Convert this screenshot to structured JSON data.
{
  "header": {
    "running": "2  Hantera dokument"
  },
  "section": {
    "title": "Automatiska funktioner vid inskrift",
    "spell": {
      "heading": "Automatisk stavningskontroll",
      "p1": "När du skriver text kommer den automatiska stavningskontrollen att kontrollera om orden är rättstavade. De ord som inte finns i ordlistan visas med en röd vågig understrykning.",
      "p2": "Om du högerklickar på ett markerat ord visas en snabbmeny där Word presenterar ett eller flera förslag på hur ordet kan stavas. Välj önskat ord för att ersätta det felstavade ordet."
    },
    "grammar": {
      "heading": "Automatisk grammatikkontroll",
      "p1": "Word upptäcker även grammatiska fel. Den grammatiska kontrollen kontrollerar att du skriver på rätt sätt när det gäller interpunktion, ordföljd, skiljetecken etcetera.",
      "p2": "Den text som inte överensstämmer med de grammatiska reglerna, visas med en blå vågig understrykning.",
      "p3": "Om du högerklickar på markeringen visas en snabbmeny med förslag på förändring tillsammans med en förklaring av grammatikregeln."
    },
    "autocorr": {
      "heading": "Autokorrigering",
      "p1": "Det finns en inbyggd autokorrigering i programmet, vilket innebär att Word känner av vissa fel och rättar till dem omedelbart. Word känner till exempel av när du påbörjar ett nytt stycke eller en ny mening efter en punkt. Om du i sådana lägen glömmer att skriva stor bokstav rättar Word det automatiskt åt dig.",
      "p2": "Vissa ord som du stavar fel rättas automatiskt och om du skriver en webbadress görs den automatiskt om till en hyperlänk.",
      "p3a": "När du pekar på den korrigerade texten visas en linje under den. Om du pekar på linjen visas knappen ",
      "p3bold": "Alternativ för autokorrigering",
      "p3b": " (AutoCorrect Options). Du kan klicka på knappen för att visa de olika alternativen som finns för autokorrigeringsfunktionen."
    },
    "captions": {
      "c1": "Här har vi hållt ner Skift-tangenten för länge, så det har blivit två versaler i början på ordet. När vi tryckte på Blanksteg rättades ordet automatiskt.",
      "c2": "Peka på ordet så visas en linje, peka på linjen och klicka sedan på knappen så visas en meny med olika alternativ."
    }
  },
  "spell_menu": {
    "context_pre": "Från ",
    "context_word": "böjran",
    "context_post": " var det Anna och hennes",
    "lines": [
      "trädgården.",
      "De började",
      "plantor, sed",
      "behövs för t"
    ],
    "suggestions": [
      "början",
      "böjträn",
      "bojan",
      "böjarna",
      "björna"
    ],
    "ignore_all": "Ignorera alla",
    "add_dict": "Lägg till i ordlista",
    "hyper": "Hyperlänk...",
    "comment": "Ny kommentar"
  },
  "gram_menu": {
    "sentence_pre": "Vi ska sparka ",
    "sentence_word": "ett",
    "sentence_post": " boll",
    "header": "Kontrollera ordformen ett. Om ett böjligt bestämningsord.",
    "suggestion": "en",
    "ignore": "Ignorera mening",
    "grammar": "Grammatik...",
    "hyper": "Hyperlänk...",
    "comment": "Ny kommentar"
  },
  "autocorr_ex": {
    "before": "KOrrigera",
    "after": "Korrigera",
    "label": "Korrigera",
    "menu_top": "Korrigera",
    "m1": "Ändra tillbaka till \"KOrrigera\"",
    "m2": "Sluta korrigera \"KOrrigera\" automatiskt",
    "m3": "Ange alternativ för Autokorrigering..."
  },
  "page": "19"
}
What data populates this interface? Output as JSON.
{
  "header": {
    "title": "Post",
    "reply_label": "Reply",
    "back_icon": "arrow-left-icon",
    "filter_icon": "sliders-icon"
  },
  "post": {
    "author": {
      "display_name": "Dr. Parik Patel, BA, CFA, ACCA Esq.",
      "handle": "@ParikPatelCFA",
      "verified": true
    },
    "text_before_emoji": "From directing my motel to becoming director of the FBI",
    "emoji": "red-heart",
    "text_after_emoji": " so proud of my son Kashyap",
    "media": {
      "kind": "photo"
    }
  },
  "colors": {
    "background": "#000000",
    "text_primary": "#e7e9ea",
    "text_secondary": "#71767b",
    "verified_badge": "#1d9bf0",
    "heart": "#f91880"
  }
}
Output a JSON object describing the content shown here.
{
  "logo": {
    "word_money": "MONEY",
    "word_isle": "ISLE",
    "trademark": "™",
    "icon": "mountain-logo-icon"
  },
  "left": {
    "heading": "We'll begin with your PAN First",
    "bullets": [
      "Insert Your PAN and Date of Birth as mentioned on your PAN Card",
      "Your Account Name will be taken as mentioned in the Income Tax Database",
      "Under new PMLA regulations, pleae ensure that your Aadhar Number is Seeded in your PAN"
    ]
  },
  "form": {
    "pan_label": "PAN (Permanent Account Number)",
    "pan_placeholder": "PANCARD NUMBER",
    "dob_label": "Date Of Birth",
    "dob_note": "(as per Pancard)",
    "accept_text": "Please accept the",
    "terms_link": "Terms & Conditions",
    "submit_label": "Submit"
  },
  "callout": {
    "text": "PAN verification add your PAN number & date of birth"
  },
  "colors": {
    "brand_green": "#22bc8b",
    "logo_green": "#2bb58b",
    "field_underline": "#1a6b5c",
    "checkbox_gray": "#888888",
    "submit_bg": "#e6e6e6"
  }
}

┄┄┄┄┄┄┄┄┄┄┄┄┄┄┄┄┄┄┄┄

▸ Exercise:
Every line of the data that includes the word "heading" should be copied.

▸ Answer area:
      "heading": "Automatisk stavningskontroll",
      "heading": "Automatisk grammatikkontroll",
      "heading": "Autokorrigering",
    "heading": "We'll begin with your PAN First",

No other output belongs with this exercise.